Intimate partner homicide: review and implications of research and policy

Trauma Violence Abuse. 2007 Jul;8(3):246-69. doi: 10.1177/1524838007303505.

Abstract

Current rates of intimate partner homicide of females are approximately 4 to 5 times the rate for male victims, although the rates for both have decreased during the past 25 years. The major risk factor for intimate partner homicide, no matter if a female or male partner is killed, is prior domestic violence. This review presents and critiques the evidence supporting the other major risk factors for intimate partner homicide in general, and for intimate partner homicide of women (femicide) in particular, namely guns, estrangement, stepchild in the home, forced sex, threats to kill, and nonfatal strangulation (choking). The demographic risk factors are also examined and the related phenomena of pregnancy-related homicide, attempted femicide, and intimate partner homicide-suicide.

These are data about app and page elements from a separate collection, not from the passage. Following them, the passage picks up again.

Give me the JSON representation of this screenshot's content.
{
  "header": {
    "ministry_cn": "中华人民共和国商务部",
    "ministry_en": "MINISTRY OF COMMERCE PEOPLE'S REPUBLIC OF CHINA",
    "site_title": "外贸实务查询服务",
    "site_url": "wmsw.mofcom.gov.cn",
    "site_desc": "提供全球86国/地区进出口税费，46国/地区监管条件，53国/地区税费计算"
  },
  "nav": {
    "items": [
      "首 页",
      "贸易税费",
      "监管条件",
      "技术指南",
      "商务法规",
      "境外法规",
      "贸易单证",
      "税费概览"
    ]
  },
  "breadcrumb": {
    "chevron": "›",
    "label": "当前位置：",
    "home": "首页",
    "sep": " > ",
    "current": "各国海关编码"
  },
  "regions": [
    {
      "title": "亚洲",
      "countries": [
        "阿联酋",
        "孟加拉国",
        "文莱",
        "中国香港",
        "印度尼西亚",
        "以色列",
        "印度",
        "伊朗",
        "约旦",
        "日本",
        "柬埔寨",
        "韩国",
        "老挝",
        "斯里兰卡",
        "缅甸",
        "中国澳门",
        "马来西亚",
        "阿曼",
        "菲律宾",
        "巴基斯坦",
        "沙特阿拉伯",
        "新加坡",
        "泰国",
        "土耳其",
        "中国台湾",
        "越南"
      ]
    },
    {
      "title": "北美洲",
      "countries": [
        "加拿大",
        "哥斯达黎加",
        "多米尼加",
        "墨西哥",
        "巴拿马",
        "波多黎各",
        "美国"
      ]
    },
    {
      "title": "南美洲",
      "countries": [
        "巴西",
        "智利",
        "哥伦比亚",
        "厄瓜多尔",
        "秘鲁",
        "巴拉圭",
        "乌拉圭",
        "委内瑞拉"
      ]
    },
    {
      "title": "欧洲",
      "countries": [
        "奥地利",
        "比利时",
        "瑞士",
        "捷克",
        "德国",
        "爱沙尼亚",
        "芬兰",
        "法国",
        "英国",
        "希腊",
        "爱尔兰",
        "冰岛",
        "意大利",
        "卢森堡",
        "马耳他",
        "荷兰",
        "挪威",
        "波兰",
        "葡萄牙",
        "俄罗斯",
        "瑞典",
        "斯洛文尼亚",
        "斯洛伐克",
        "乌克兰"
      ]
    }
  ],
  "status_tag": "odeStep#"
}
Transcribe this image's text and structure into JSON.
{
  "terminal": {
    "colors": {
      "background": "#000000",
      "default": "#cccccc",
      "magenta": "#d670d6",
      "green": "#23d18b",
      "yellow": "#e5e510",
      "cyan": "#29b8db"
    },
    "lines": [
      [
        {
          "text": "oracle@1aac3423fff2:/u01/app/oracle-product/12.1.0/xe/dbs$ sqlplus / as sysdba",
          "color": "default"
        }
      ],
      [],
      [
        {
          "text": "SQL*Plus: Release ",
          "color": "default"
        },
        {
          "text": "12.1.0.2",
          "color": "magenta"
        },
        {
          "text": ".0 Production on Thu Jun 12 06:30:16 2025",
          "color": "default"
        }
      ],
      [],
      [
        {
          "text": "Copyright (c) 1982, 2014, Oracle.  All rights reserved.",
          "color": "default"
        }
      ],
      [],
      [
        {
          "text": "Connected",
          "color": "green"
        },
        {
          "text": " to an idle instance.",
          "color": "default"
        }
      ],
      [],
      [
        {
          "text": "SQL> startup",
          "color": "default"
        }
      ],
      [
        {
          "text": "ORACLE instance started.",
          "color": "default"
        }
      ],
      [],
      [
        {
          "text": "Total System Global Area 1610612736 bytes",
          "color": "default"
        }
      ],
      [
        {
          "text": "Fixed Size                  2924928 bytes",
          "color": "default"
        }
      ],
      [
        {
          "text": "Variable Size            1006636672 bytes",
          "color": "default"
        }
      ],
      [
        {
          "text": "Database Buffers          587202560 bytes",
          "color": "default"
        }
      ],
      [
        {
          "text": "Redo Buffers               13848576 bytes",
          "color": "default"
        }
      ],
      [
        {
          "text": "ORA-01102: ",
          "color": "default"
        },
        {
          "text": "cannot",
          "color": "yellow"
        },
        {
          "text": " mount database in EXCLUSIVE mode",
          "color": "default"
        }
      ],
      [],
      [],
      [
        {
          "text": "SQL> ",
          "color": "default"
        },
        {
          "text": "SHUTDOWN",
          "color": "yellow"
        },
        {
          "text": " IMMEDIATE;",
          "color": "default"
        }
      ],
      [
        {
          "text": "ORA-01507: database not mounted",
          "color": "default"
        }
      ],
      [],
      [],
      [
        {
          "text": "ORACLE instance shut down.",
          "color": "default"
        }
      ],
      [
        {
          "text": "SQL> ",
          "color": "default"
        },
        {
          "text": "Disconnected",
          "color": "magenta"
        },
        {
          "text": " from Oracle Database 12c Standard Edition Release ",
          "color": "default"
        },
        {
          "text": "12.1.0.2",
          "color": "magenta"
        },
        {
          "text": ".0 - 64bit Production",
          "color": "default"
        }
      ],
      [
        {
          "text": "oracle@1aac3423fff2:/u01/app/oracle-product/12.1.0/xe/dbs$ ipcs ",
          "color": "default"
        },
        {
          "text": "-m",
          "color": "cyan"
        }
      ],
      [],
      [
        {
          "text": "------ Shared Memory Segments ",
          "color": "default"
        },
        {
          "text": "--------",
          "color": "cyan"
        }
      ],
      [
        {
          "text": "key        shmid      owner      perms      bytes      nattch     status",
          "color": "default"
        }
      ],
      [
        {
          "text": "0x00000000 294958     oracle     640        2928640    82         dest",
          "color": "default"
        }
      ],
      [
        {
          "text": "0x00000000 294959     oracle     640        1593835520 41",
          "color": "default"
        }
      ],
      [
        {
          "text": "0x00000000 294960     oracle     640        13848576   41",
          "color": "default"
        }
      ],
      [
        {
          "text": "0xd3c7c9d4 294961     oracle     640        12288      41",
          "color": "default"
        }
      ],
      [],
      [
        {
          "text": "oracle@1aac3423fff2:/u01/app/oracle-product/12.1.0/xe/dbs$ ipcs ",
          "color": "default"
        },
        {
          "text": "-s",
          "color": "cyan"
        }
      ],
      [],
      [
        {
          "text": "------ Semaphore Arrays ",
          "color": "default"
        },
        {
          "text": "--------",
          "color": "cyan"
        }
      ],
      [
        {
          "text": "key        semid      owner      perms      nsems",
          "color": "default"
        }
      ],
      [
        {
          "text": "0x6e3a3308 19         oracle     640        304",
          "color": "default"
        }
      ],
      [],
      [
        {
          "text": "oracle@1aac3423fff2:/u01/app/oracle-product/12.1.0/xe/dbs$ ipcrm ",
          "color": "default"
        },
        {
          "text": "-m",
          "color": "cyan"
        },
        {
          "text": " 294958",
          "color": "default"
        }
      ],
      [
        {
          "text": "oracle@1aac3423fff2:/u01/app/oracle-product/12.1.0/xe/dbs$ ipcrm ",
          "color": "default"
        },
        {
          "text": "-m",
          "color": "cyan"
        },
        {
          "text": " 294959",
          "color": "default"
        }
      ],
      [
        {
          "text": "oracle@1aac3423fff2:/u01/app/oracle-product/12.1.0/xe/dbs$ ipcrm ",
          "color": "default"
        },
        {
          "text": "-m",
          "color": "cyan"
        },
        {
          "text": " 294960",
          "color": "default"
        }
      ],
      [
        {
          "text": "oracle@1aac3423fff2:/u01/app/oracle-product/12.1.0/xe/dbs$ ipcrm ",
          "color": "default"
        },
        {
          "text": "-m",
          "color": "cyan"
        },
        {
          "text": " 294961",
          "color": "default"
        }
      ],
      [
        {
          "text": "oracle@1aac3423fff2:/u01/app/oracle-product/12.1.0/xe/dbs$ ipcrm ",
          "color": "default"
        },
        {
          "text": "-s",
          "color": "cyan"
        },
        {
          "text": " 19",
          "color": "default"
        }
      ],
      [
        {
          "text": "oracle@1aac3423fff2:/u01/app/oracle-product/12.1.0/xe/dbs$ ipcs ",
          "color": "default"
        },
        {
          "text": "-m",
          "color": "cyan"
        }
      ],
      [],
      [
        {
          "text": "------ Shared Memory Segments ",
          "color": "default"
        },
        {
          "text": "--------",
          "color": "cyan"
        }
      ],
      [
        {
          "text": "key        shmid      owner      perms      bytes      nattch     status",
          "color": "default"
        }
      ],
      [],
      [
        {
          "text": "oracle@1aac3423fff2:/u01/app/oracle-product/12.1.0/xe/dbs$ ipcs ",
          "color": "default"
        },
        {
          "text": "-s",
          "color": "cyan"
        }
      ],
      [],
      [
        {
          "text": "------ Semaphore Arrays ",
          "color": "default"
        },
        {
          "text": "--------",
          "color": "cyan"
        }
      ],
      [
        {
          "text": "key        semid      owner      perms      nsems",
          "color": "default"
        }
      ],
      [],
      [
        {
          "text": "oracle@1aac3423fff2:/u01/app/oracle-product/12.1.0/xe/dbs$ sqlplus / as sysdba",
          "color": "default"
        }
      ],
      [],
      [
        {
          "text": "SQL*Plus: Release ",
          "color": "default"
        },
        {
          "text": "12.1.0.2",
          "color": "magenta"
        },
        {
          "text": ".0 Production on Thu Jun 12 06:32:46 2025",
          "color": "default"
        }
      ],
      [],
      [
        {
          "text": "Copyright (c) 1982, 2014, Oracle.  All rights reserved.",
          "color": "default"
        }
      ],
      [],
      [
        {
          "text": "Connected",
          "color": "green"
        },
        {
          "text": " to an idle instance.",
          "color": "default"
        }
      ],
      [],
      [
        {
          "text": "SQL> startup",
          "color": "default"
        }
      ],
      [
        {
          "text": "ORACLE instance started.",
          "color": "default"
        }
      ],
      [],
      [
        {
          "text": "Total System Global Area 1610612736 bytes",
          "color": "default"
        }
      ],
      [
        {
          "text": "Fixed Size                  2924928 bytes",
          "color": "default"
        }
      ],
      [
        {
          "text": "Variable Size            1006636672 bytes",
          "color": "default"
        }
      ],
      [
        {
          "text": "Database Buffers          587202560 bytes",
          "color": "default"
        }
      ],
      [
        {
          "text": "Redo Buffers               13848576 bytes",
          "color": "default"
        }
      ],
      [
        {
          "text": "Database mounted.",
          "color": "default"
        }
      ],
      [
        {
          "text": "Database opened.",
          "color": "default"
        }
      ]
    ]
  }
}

Publication types

  • Review

MeSH terms

  • Adolescent
  • Adult
  • Homicide / ethnology
  • Homicide / statistics & numerical data*
  • Humans
  • Interpersonal Relations*
  • Male
  • Middle Aged
  • Primary Prevention / methods
  • Risk Assessment
  • Sex Offenses / ethnology
  • Sex Offenses / statistics & numerical data*
  • Sexual Partners*
  • Social Responsibility
  • Social Values / ethnology
  • Socioeconomic Factors
  • Spouse Abuse / ethnology
  • Spouse Abuse / statistics & numerical data*
  • United States / epidemiology